Friday, 14 August 2009

Blessed are you among women

We have recently had another annual visit from pre-Med Students attending Davidson College, North Carolina. About 10 young people arrive for a three week stay with their tutor. While they are with us they keep a journal and reflect on a particular aspect of the hospital and its work with the Community which is of interest to them and later write it up as a paper. Once it is corrected and printed the hospital receives a copy.

However, it is not all academic work for them; they also generally turn their hand to something more practical and creative in an artistic sense. Some good artwork has been done over the years and they have decorated various wards and walls in the Hospital and Out-Patients with murals.

This year we have been building a new Maternity Ward, to help meet the Government Development Goal of having more babies delivered in hospital especially where there is substantial risk to either mother or child. Money from the Beit Trust was received for this and the building is now nearing completion. In the Coptic and Ethiopean Christian traditions, Mary is honoured as the black Madonna, applying an image from the Song of Solomon (1:5) “I’m black and beautiful, O daughters of Jerusalem…..” So it was suggested that a Black Madonna and child be painted in the ward of the new Maternity Unit.

We are painfully aware that it is only really fairly recently that those of us from the Reformed tradition began to appreciate Mary for her faithfulness, her purity, as the Mother of God and for her suffering as the Mater Dolorosa. However, the key ideas, we think, that are contained in the undisputedly stylised painted image of mother and child is that God’s Spirit blesses women of faith and God’s Spirit is active in the creation of new life.

Mary has been portrayed on our wall as an icon but for our women and mothers here she is much more. They share much of Mary’s identity as an impoverished peasant woman, living in a patriarchical and tribal society, a typical wife and mother of the time in an often drought- stricken, and politically and economically unjust society. We all tend to have a partially true image of Mary being quiet, humble and self-denying but from her appearances elsewhere in Scripture, Mary also emerges as a strong woman of ability and wisdom. Through her God brought down the proud and lifted up the lowly.

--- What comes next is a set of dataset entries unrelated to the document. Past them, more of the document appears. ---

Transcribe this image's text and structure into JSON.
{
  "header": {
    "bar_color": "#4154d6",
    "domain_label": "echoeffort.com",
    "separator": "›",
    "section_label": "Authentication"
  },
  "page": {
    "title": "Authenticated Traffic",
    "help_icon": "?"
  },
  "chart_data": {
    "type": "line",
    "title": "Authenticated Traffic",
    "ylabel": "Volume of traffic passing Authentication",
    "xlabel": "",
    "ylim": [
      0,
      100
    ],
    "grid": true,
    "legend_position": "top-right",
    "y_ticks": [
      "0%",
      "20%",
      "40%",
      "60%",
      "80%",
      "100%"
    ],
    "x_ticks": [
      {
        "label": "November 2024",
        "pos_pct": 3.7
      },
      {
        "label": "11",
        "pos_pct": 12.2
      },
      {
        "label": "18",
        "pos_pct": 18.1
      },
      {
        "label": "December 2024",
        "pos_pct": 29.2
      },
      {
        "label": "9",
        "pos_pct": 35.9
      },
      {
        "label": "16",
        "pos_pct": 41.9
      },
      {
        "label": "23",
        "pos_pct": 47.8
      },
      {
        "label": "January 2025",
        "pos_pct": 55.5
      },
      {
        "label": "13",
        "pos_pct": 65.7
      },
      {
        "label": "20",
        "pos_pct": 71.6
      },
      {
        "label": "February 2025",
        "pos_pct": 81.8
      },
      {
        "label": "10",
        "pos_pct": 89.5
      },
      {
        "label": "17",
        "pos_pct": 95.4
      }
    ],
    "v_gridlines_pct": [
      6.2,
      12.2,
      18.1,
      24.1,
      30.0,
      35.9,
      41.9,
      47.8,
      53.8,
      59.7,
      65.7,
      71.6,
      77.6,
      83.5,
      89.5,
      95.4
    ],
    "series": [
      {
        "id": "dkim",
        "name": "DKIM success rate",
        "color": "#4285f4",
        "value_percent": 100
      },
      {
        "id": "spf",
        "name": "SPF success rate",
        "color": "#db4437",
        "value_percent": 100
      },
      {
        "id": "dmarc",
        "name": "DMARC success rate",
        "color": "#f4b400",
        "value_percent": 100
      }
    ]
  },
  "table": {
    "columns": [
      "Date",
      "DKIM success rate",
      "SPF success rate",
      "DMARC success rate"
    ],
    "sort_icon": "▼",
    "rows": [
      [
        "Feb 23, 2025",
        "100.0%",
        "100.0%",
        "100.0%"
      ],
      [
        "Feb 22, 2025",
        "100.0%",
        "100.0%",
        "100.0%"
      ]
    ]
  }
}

Woman are often seen here in Zambia as silent servants but their ministries reach out and touch many. As daughters, mothers and grandmothers they will agree with Mary that: "Surely from now all generations will call me blessed.” Luke (1:48)

No comments:

Post a Comment